When you write out the material, keep every line exactly as it is.

▸ **Excerpted records**
══════════
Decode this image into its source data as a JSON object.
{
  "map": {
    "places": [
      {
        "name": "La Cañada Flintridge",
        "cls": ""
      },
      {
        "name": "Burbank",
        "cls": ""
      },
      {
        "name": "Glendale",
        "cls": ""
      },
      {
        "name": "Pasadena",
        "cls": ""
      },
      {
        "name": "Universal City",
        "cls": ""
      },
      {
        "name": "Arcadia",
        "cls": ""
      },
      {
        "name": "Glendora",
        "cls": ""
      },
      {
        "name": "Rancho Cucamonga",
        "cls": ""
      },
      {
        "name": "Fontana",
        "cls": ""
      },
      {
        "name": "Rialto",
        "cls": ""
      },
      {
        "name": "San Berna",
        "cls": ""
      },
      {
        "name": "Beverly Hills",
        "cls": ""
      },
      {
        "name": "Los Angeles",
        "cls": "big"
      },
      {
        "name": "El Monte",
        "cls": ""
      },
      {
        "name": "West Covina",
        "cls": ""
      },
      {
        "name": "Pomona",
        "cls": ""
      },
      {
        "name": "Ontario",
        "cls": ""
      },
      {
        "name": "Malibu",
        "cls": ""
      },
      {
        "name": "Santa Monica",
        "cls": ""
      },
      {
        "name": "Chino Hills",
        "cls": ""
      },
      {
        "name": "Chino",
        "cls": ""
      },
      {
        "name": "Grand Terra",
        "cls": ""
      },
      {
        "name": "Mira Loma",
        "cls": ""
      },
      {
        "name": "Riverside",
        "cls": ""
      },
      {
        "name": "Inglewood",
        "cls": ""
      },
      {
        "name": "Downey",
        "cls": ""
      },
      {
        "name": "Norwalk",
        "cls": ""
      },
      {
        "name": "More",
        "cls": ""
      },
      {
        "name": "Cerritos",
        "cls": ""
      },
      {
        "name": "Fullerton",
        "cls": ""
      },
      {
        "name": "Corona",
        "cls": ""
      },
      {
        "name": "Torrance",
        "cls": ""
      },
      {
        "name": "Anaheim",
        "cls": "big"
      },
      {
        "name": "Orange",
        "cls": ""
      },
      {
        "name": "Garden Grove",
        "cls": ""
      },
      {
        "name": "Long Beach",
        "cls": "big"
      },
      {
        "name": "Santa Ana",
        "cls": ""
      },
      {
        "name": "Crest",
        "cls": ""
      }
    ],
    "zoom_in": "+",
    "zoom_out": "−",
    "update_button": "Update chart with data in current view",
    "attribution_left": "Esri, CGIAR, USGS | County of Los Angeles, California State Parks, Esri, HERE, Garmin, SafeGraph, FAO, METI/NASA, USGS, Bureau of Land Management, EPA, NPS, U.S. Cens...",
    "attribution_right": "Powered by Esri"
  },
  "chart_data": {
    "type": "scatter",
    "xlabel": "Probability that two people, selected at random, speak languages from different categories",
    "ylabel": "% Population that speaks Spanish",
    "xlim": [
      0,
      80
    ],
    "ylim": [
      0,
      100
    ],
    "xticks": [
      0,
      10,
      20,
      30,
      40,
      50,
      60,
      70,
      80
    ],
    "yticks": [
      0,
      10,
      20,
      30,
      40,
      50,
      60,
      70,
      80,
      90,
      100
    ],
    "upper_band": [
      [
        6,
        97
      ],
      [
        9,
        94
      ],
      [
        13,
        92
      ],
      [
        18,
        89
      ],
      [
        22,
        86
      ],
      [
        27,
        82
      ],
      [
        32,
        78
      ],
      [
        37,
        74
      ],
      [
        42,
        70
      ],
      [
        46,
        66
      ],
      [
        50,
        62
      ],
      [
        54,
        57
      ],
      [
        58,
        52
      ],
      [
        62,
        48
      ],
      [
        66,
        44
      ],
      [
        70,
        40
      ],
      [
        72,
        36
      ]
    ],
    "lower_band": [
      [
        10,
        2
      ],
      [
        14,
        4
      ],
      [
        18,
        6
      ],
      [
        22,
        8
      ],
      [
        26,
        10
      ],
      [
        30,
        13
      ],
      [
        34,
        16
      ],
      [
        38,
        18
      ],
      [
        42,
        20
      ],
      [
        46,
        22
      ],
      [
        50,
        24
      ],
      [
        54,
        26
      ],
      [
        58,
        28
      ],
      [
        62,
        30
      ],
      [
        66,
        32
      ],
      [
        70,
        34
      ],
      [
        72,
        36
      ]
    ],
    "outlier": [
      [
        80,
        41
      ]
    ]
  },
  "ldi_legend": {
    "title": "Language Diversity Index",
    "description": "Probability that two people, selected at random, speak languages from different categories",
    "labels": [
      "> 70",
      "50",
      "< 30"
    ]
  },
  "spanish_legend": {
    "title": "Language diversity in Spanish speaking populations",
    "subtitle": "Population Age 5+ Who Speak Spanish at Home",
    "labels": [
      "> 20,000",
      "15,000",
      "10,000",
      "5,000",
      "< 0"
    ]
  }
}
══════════
▸ **Expected answer**
Decode this image into its source data as a JSON object.
{
  "map": {
    "places": [
      {
        "name": "La Cañada Flintridge",
        "cls": ""
      },
      {
        "name": "Burbank",
        "cls": ""
      },
      {
        "name": "Glendale",
        "cls": ""
      },
      {
        "name": "Pasadena",
        "cls": ""
      },
      {
        "name": "Universal City",
        "cls": ""
      },
      {
        "name": "Arcadia",
        "cls": ""
      },
      {
        "name": "Glendora",
        "cls": ""
      },
      {
        "name": "Rancho Cucamonga",
        "cls": ""
      },
      {
        "name": "Fontana",
        "cls": ""
      },
      {
        "name": "Rialto",
        "cls": ""
      },
      {
        "name": "San Berna",
        "cls": ""
      },
      {
        "name": "Beverly Hills",
        "cls": ""
      },
      {
        "name": "Los Angeles",
        "cls": "big"
      },
      {
        "name": "El Monte",
        "cls": ""
      },
      {
        "name": "West Covina",
        "cls": ""
      },
      {
        "name": "Pomona",
        "cls": ""
      },
      {
        "name": "Ontario",
        "cls": ""
      },
      {
        "name": "Malibu",
        "cls": ""
      },
      {
        "name": "Santa Monica",
        "cls": ""
      },
      {
        "name": "Chino Hills",
        "cls": ""
      },
      {
        "name": "Chino",
        "cls": ""
      },
      {
        "name": "Grand Terra",
        "cls": ""
      },
      {
        "name": "Mira Loma",
        "cls": ""
      },
      {
        "name": "Riverside",
        "cls": ""
      },
      {
        "name": "Inglewood",
        "cls": ""
      },
      {
        "name": "Downey",
        "cls": ""
      },
      {
        "name": "Norwalk",
        "cls": ""
      },
      {
        "name": "More",
        "cls": ""
      },
      {
        "name": "Cerritos",
        "cls": ""
      },
      {
        "name": "Fullerton",
        "cls": ""
      },
      {
        "name": "Corona",
        "cls": ""
      },
      {
        "name": "Torrance",
        "cls": ""
      },
      {
        "name": "Anaheim",
        "cls": "big"
      },
      {
        "name": "Orange",
        "cls": ""
      },
      {
        "name": "Garden Grove",
        "cls": ""
      },
      {
        "name": "Long Beach",
        "cls": "big"
      },
      {
        "name": "Santa Ana",
        "cls": ""
      },
      {
        "name": "Crest",
        "cls": ""
      }
    ],
    "zoom_in": "+",
    "zoom_out": "−",
    "update_button": "Update chart with data in current view",
    "attribution_left": "Esri, CGIAR, USGS | County of Los Angeles, California State Parks, Esri, HERE, Garmin, SafeGraph, FAO, METI/NASA, USGS, Bureau of Land Management, EPA, NPS, U.S. Cens...",
    "attribution_right": "Powered by Esri"
  },
  "chart_data": {
    "type": "scatter",
    "xlabel": "Probability that two people, selected at random, speak languages from different categories",
    "ylabel": "% Population that speaks Spanish",
    "xlim": [
      0,
      80
    ],
    "ylim": [
      0,
      100
    ],
    "xticks": [
      0,
      10,
      20,
      30,
      40,
      50,
      60,
      70,
      80
    ],
    "yticks": [
      0,
      10,
      20,
      30,
      40,
      50,
      60,
      70,
      80,
      90,
      100
    ],
    "upper_band": [
      [
        6,
        97
      ],
      [
        9,
        94
      ],
      [
        13,
        92
      ],
      [
        18,
        89
      ],
      [
        22,
        86
      ],
      [
        27,
        82
      ],
      [
        32,
        78
      ],
      [
        37,
        74
      ],
      [
        42,
        70
      ],
      [
        46,
        66
      ],
      [
        50,
        62
      ],
      [
        54,
        57
      ],
      [
        58,
        52
      ],
      [
        62,
        48
      ],
      [
        66,
        44
      ],
      [
        70,
        40
      ],
      [
        72,
        36
      ]
    ],
    "lower_band": [
      [
        10,
        2
      ],
      [
        14,
        4
      ],
      [
        18,
        6
      ],
      [
        22,
        8
      ],
      [
        26,
        10
      ],
      [
        30,
        13
      ],
      [
        34,
        16
      ],
      [
        38,
        18
      ],
      [
        42,
        20
      ],
      [
        46,
        22
      ],
      [
        50,
        24
      ],
      [
        54,
        26
      ],
      [
        58,
        28
      ],
      [
        62,
        30
      ],
      [
        66,
        32
      ],
      [
        70,
        34
      ],
      [
        72,
        36
      ]
    ],
    "outlier": [
      [
        80,
        41
      ]
    ]
  },
  "ldi_legend": {
    "title": "Language Diversity Index",
    "description": "Probability that two people, selected at random, speak languages from different categories",
    "labels": [
      "> 70",
      "50",
      "< 30"
    ]
  },
  "spanish_legend": {
    "title": "Language diversity in Spanish speaking populations",
    "subtitle": "Population Age 5+ Who Speak Spanish at Home",
    "labels": [
      "> 20,000",
      "15,000",
      "10,000",
      "5,000",
      "< 0"
    ]
  }
}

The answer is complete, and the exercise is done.